Let each citizen remember at the moment he is offering his vote…that he is executing one of the most solemn trusts in human society for which he is accountable to God and his country. ― Samuel Adams
The utopian schemes of leveling and a community of goods, are as visionary and impractical as those which vest all property in the crown. These ideas are arbitrary, despotic, and, in our government unconstitutional. ― Samuel Adams
* Pope Francis is Envisaging and Engendering an Open World:
“On the other hand, if we accept the great principle that there are rights born of our inalienable human dignity, we can rise to the challenge of envisaging a new humanity,” he proposes. “We can aspire to a world that provides land, housing and work for all.”
As one can surmise, Francis welcomes the populism of socialism and “for the good of all” envisages a communist version of Catholicism. For example, if you are a Catholic in China, (or the world for that matter) in his vision you’ll be provided land, housing and work provided that you are the Chinese Communist Party’s version of a “good citizen”.
The above helps explain why Pope Francis deplores the populism that elected Trump. A movement of “free people” is hostile to coercive top down rule and to non-democratic central planning and to the liberty-annihilating communism the Pope dreams of and so desires so as to reshape the world into his Let Us Dream image. The Pope/CCP desires the Ring of Power to conform all men to its will.
The Trump movement seeks to take back life, liberty, and country –identity – from the Ruling Class Obama-Clinton-Biden-Cuomo types who talk down to Americans, considering them “bitter clingers” and “deplorables” and rubes. The Trump movement detests the privileged elites (including Francis), and the unelected bureaucrats, and, essentially, those who are “more equal than others” and deign to tell them who they are and what they are to think and what they are to do. The Trump movement fights to keep America from becoming a third world country, as Democrat mayors prove it is possible with their “Open World” policies.
The Trump movement deplores the overreach and suffocating control of globalism.
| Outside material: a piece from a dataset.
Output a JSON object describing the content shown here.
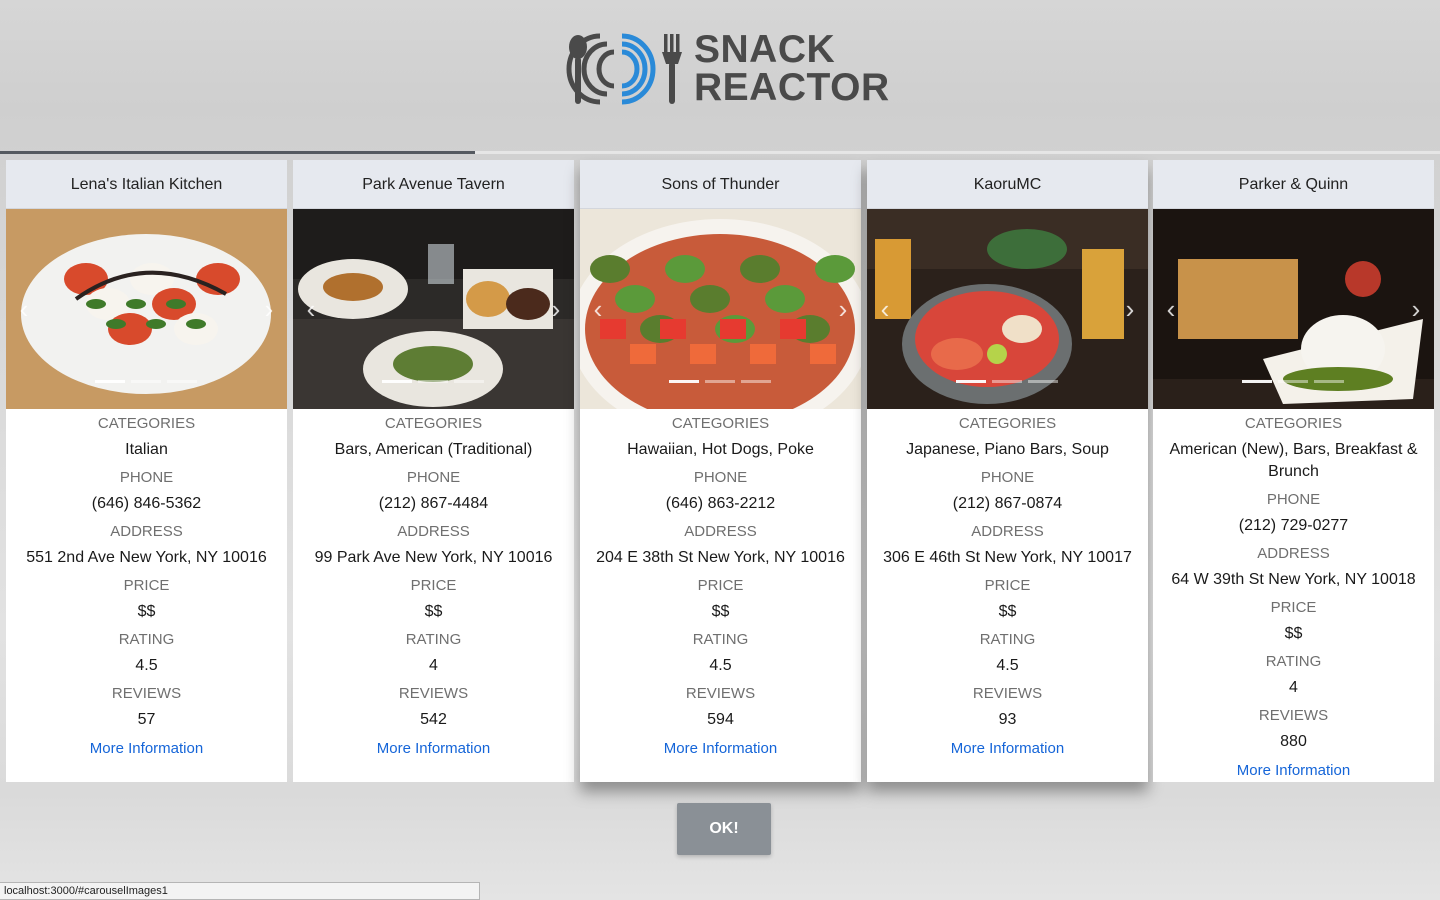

The movement seeks to remove the tentacles of the “Open World” beast that wants to devour the U.S. – our individual rights, our liberty, our Constitution and our identity -to feed its One World Fratelli tutti chimera. “We the people” reject the Great Reset.
The One World forces and the purple and scarlet dressed Whore of Babylon are gathering to fight against the Lord, as foretold.
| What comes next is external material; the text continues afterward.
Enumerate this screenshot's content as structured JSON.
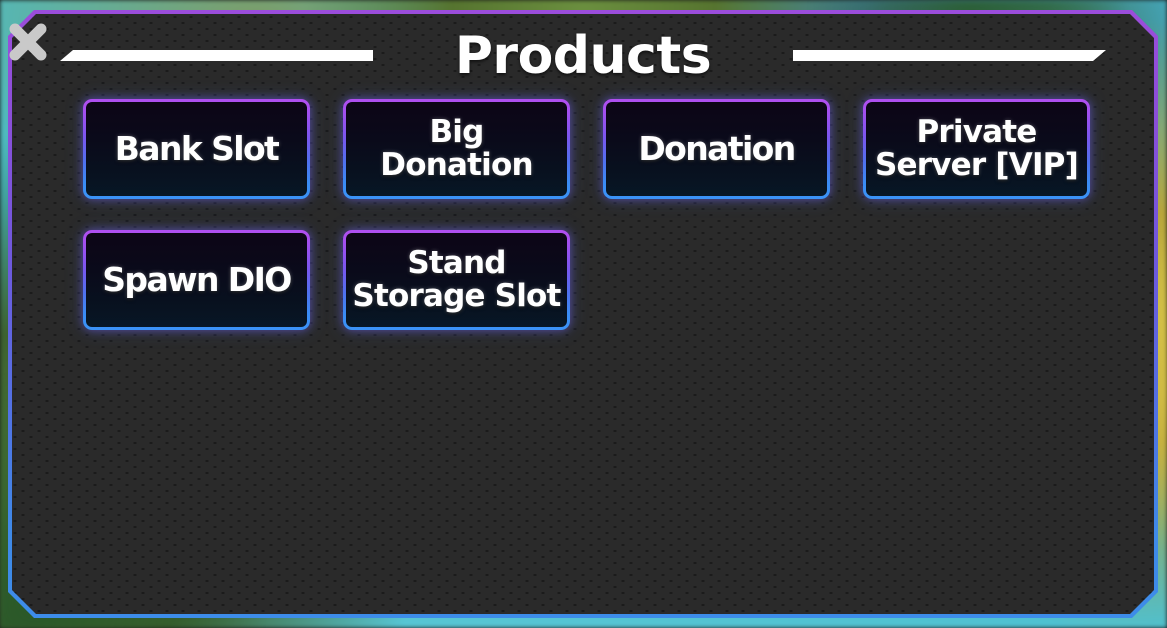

“The board is set, the pieces are moving. We come to it at last…
The great battle of our time.”
Gandalf, The Lord of the Rings: The Return of the King
Totalitarian Democracy Roger Kimball in conversation with Mark Bauerlein
Roger Kimball is Editor and Publisher of The New Criterion
Mark Bauerlein is a professor of English at Emory University.